__Try it__
Each line of the entries below that includes "episode" belongs in your answer.

__Available data__
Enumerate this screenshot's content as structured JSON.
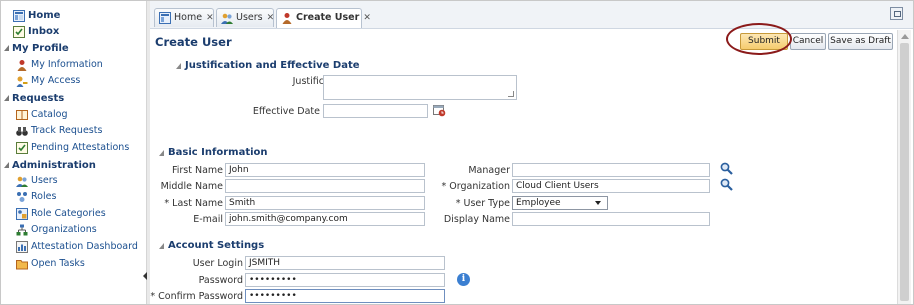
{
  "sidebar": {
    "home": "Home",
    "inbox": "Inbox",
    "sections": [
      {
        "label": "My Profile",
        "items": [
          "My Information",
          "My Access"
        ]
      },
      {
        "label": "Requests",
        "items": [
          "Catalog",
          "Track Requests",
          "Pending Attestations"
        ]
      },
      {
        "label": "Administration",
        "items": [
          "Users",
          "Roles",
          "Role Categories",
          "Organizations",
          "Attestation Dashboard",
          "Open Tasks"
        ]
      }
    ]
  },
  "tabs": [
    {
      "label": "Home",
      "close": "✕"
    },
    {
      "label": "Users",
      "close": "✕"
    },
    {
      "label": "Create User",
      "close": "✕"
    }
  ],
  "page": {
    "title": "Create User",
    "buttons": {
      "submit": "Submit",
      "cancel": "Cancel",
      "save_draft": "Save as Draft"
    }
  },
  "justification": {
    "header": "Justification and Effective Date",
    "justification_label": "Justification",
    "effective_date_label": "Effective Date"
  },
  "basic": {
    "header": "Basic Information",
    "first_name_label": "First Name",
    "first_name": "John",
    "middle_name_label": "Middle Name",
    "middle_name": "",
    "last_name_label": "* Last Name",
    "last_name": "Smith",
    "email_label": "E-mail",
    "email": "john.smith@company.com",
    "manager_label": "Manager",
    "manager": "",
    "organization_label": "* Organization",
    "organization": "Cloud Client Users",
    "user_type_label": "* User Type",
    "user_type": "Employee",
    "display_name_label": "Display Name",
    "display_name": ""
  },
  "account": {
    "header": "Account Settings",
    "user_login_label": "User Login",
    "user_login": "JSMITH",
    "password_label": "Password",
    "password": "•••••••••",
    "confirm_label": "* Confirm Password",
    "confirm": "•••••••••"
  },
  "colors": {
    "accent": "#1b3d6e",
    "submit_bg": "#f5cc6e",
    "highlight_ring": "#8b1a1a"
  }
}
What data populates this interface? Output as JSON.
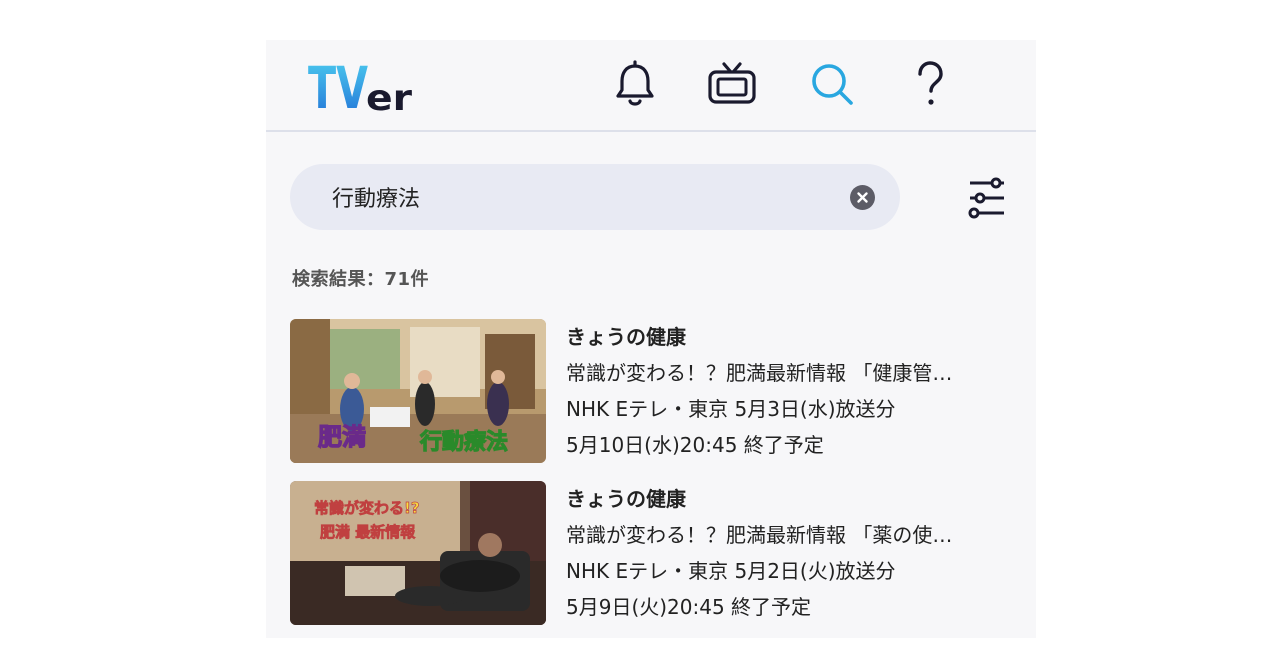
{
  "header": {
    "logo_text_tv": "TV",
    "logo_text_er": "er",
    "icons": [
      "bell-icon",
      "tv-icon",
      "search-icon",
      "help-icon"
    ],
    "active_icon": "search-icon",
    "accent_color": "#29a7e0"
  },
  "search": {
    "value": "行動療法",
    "placeholder": ""
  },
  "results": {
    "count_label": "検索結果：71件",
    "items": [
      {
        "title": "きょうの健康",
        "episode": "常識が変わる！？肥満最新情報 「健康管…",
        "broadcast": "NHK Eテレ・東京 5月3日(水)放送分",
        "expiry": "5月10日(水)20:45 終了予定",
        "thumb_caption_1": "肥満",
        "thumb_caption_2": "行動療法"
      },
      {
        "title": "きょうの健康",
        "episode": "常識が変わる！？肥満最新情報 「薬の使…",
        "broadcast": "NHK Eテレ・東京 5月2日(火)放送分",
        "expiry": "5月9日(火)20:45 終了予定",
        "thumb_caption_1": "常識が変わる!?",
        "thumb_caption_2": "肥満 最新情報"
      }
    ]
  }
}
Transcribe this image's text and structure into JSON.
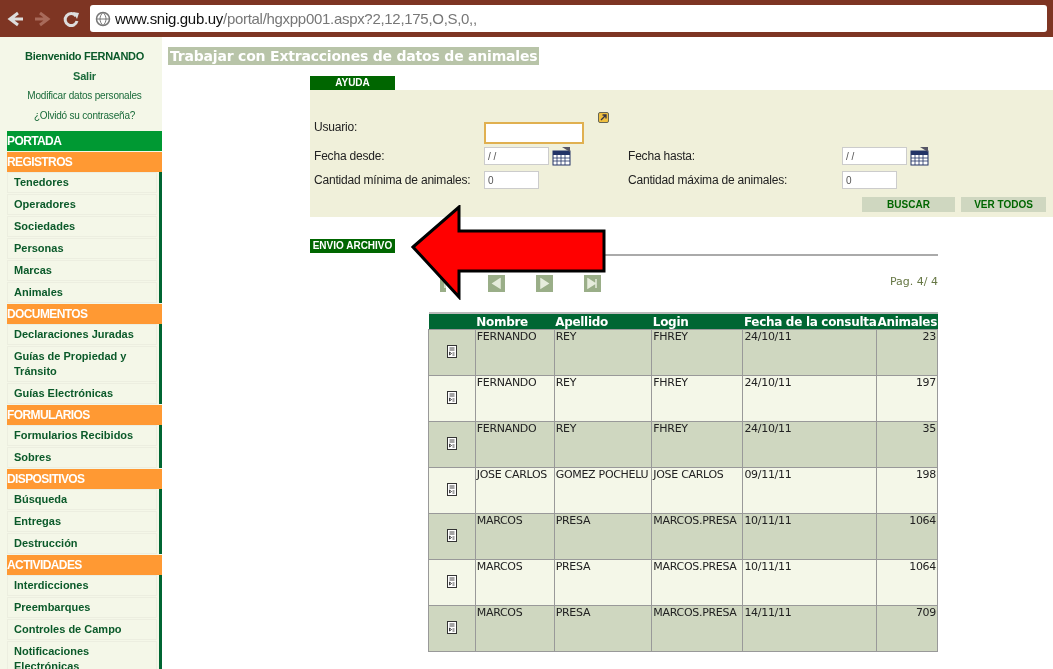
{
  "browser": {
    "url_host": "www.snig.gub.uy",
    "url_path": "/portal/hgxpp001.aspx?2,12,175,O,S,0,,"
  },
  "sidebar": {
    "welcome": "Bienvenido FERNANDO",
    "links": [
      "Salir",
      "Modificar datos personales",
      "¿Olvidó su contraseña?"
    ],
    "sections": [
      {
        "title": "PORTADA",
        "kind": "home"
      },
      {
        "title": "REGISTROS",
        "kind": "group",
        "items": [
          "Tenedores",
          "Operadores",
          "Sociedades",
          "Personas",
          "Marcas",
          "Animales"
        ]
      },
      {
        "title": "DOCUMENTOS",
        "kind": "group",
        "items": [
          "Declaraciones Juradas",
          "Guías de Propiedad y Tránsito",
          "Guías Electrónicas"
        ]
      },
      {
        "title": "FORMULARIOS",
        "kind": "group",
        "items": [
          "Formularios Recibidos",
          "Sobres"
        ]
      },
      {
        "title": "DISPOSITIVOS",
        "kind": "group",
        "items": [
          "Búsqueda",
          "Entregas",
          "Destrucción"
        ]
      },
      {
        "title": "ACTIVIDADES",
        "kind": "group",
        "items": [
          "Interdicciones",
          "Preembarques",
          "Controles de Campo",
          "Notificaciones Electrónicas"
        ]
      }
    ]
  },
  "page_title": "Trabajar con Extracciones de datos de animales",
  "help_tab": "AYUDA",
  "filters": [
    {
      "label": "Usuario:",
      "kind": "lookup",
      "focused": true
    },
    {
      "label": "Fecha desde:",
      "kind": "date",
      "value": "/ /",
      "focused": false
    },
    {
      "label": "Fecha hasta:",
      "kind": "date",
      "value": "/ /",
      "focused": false
    },
    {
      "label": "Cantidad mínima de animales:",
      "kind": "number",
      "value": "0",
      "focused": false
    },
    {
      "label": "Cantidad máxima de animales:",
      "kind": "number",
      "value": "0",
      "focused": false
    }
  ],
  "buttons": [
    "BUSCAR",
    "VER TODOS"
  ],
  "upload_tab": "ENVIO ARCHIVO",
  "pager": {
    "label": "Pag. 4/ 4"
  },
  "table": {
    "columns": [
      "Nombre",
      "Apellido",
      "Login",
      "Fecha de la consulta",
      "Animales"
    ],
    "rows": [
      [
        "FERNANDO",
        "REY",
        "FHREY",
        "24/10/11",
        "23"
      ],
      [
        "FERNANDO",
        "REY",
        "FHREY",
        "24/10/11",
        "197"
      ],
      [
        "FERNANDO",
        "REY",
        "FHREY",
        "24/10/11",
        "35"
      ],
      [
        "JOSE CARLOS",
        "GOMEZ POCHELU",
        "JOSE CARLOS",
        "09/11/11",
        "198"
      ],
      [
        "MARCOS",
        "PRESA",
        "MARCOS.PRESA",
        "10/11/11",
        "1064"
      ],
      [
        "MARCOS",
        "PRESA",
        "MARCOS.PRESA",
        "10/11/11",
        "1064"
      ],
      [
        "MARCOS",
        "PRESA",
        "MARCOS.PRESA",
        "14/11/11",
        "709"
      ]
    ]
  }
}
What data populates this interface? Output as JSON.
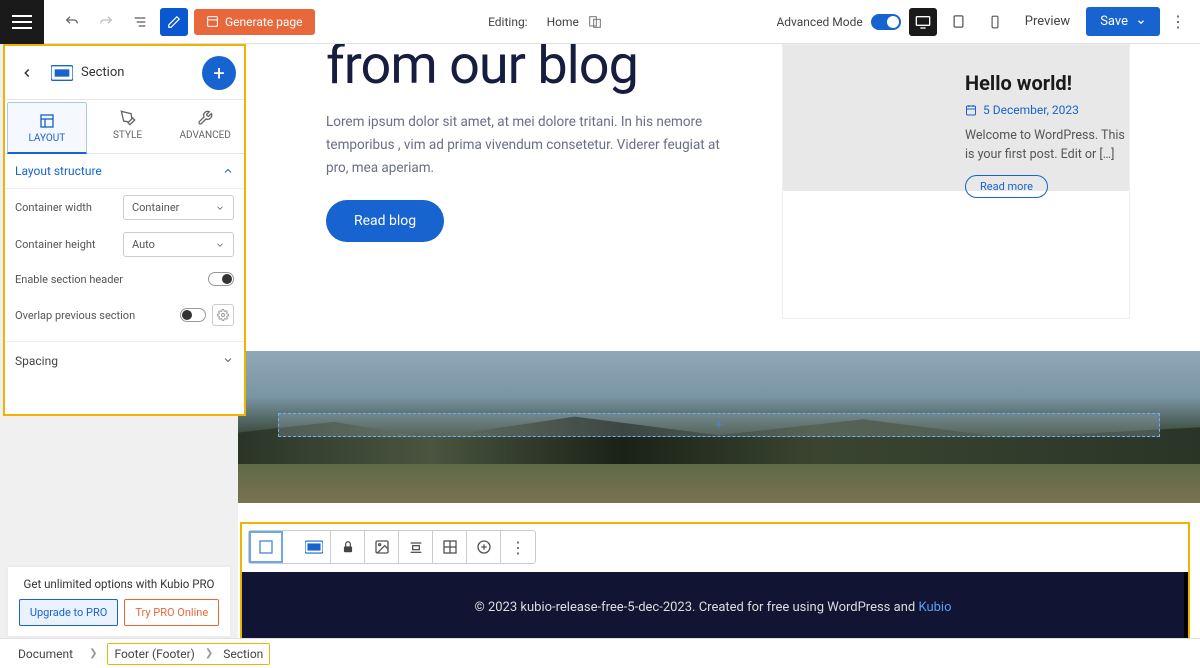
{
  "topbar": {
    "generate_label": "Generate page",
    "editing_prefix": "Editing:",
    "editing_page": "Home",
    "advanced_mode": "Advanced Mode",
    "preview": "Preview",
    "save": "Save"
  },
  "sidebar": {
    "title": "Section",
    "tabs": {
      "layout": "LAYOUT",
      "style": "STYLE",
      "advanced": "ADVANCED"
    },
    "layout_structure_hd": "Layout structure",
    "container_width_label": "Container width",
    "container_width_value": "Container",
    "container_height_label": "Container height",
    "container_height_value": "Auto",
    "enable_header": "Enable section header",
    "overlap_prev": "Overlap previous section",
    "spacing_hd": "Spacing"
  },
  "blog": {
    "title_fragment": "from our blog",
    "desc": "Lorem ipsum dolor sit amet, at mei dolore tritani. In his nemore temporibus , vim ad prima vivendum consetetur. Viderer feugiat at pro, mea aperiam.",
    "read_blog": "Read blog",
    "card": {
      "title": "Hello world!",
      "date": "5 December, 2023",
      "excerpt": "Welcome to WordPress. This is your first post. Edit or […]",
      "read_more": "Read more"
    }
  },
  "insert": {
    "blank": "Add blank section",
    "predesigned": "Add predesigned section",
    "ai": "Generate with AI"
  },
  "footer": {
    "text_prefix": "© 2023 kubio-release-free-5-dec-2023. Created for free using WordPress and ",
    "link": "Kubio"
  },
  "pro": {
    "text": "Get unlimited options with Kubio PRO",
    "upgrade": "Upgrade to PRO",
    "try": "Try PRO Online"
  },
  "breadcrumb": {
    "doc": "Document",
    "footer": "Footer (Footer)",
    "section": "Section"
  }
}
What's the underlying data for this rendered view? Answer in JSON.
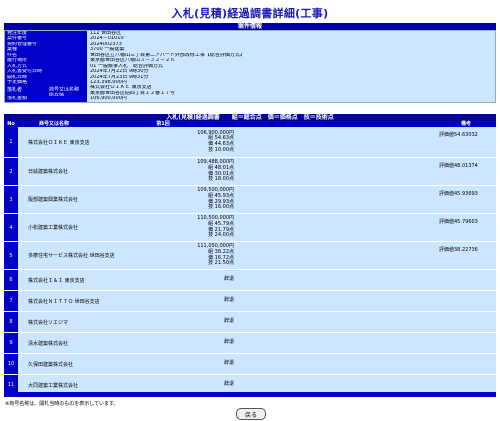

__The answer__
        "episode": "常識が変わる！？肥満最新情報 「健康管…",
        "episode": "常識が変わる！？肥満最新情報 「薬の使…",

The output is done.